- Keep your eyes on the road ahead and also look beyond the car in front of you frequently. This will help you avoid surprises if the car in front of you changes lanes and there is a possible obstruction or slow down.
- Mirrors: Make sure your mirrors are adjusted to your height and viewing level. You may still have blind spots but this adjustment o your mirrors can help minimize those blind spots.
- Always remember to turn and look before changing lanes.
- Only use the left lane to pass: When there is more than one lane in the direction you are driving it is best to avoid the left lane. Some people refer to the left lane as “fast lane” while driving.
- In a multilane highway, most accidents occur in the left lane. Also, the police give more tickets to drivers in the “fast lane” as compared to other lanes.
Know your car: Cars handle differently and some are more responsive than others. For example, larger, heavier cars may require you to brake earlier than smaller, lighter cars. The steering of each car handles differently. This may especially be true when turning or going on a cloverleaf. Also, the acceleration rate for each car differs as well.
Keep your car in good condition: Make sure your headlights, taillights, and blinkers are working at all times. It is also very important to check your tires regularly for tire pressure as well as wear and tear.

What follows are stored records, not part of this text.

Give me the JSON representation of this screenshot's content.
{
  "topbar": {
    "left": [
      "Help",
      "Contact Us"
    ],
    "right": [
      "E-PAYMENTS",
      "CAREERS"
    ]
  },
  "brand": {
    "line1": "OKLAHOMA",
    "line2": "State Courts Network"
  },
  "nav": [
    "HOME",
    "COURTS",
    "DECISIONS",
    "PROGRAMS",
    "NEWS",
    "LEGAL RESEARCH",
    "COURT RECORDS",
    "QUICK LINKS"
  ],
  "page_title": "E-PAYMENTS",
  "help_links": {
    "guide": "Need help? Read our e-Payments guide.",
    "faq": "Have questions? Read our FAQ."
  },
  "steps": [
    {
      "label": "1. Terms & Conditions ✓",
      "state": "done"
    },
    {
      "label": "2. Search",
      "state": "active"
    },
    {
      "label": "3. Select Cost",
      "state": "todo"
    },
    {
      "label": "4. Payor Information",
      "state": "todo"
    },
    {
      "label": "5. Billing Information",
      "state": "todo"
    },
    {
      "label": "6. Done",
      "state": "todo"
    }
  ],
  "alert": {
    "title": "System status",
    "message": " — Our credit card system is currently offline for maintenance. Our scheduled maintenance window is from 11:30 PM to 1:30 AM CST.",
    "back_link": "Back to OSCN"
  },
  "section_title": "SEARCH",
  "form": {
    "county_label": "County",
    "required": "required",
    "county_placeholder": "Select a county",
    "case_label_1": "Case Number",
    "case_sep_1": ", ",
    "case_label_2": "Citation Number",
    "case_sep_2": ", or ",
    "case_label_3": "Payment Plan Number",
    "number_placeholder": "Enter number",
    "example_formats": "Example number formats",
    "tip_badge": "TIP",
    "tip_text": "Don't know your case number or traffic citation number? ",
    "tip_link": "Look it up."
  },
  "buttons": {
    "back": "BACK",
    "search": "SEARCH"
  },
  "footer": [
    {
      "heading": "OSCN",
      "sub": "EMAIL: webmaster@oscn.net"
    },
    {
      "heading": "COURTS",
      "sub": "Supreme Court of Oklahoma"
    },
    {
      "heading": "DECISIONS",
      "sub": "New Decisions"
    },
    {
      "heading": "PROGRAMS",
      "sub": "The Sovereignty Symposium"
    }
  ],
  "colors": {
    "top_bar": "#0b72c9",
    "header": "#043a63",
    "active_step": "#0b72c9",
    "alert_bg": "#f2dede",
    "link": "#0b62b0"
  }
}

Older tires cause the car to be slippery in wet or icy conditions.
Avoid late night driving: If you need to travel at night especially after midnight you will need to be even more cautious. This is the time where people often leave bars or events impaired. Also, some drivers may not be as alert due to fatigue and drowsiness.
Avoid driving in bad weather: Rain and or snow, for example, can cause havoc on the roads. Be extra careful driving in these conditions or avoid driving in these conditions if at all possible.
Never drive impaired: Being under the influence of any kind and being behind the wheel is prohibited at all times. You are not only putting your life in danger you are putting the lives of others in danger as well.
Cell phones and driving: Each state has its own law regarding cell phones and driving. Some states only allow hands-free cellphones while others have no restrictions whatsoever. Statistics show that cell phone use and driving are now causing more fatalities while driving as compared to driving under the influence.
Distracted driving also puts you at risk of an accident. Avoid attending to children, pets, other passengers, makeup, phone and anything that will take your attention away from driving safely. Avoiding these distractions will allow you to have your full attention on the road ahead.
Driving with your flashers on: In most states, it is illegal to drive with your flashers turned on. Your flashers should only be turned on when your vehicle is stopped or disabled on the roadway or side of the road. If you feel you are driving in poor weather and you need your flashers on then it is probably not the safest driving conditions anyway.
Buckle up: Every time all the time and be a good example to passengers and children as you make sure they are properly buckled up too. Children under the age of 13 should ride in the back seat. Make sure that car seat, booster seat or seat belt is appropriate for age and size. Share the road: In warmer weather bicyclists, motorcycles and pedestrians will be more prevalent. Stay alert and make room for them.
For more information on driving safety refer to www.nhtsa.gov/cps/cpsfitting/index.cfm.
For information on local resources contact: https://myaccident.org.[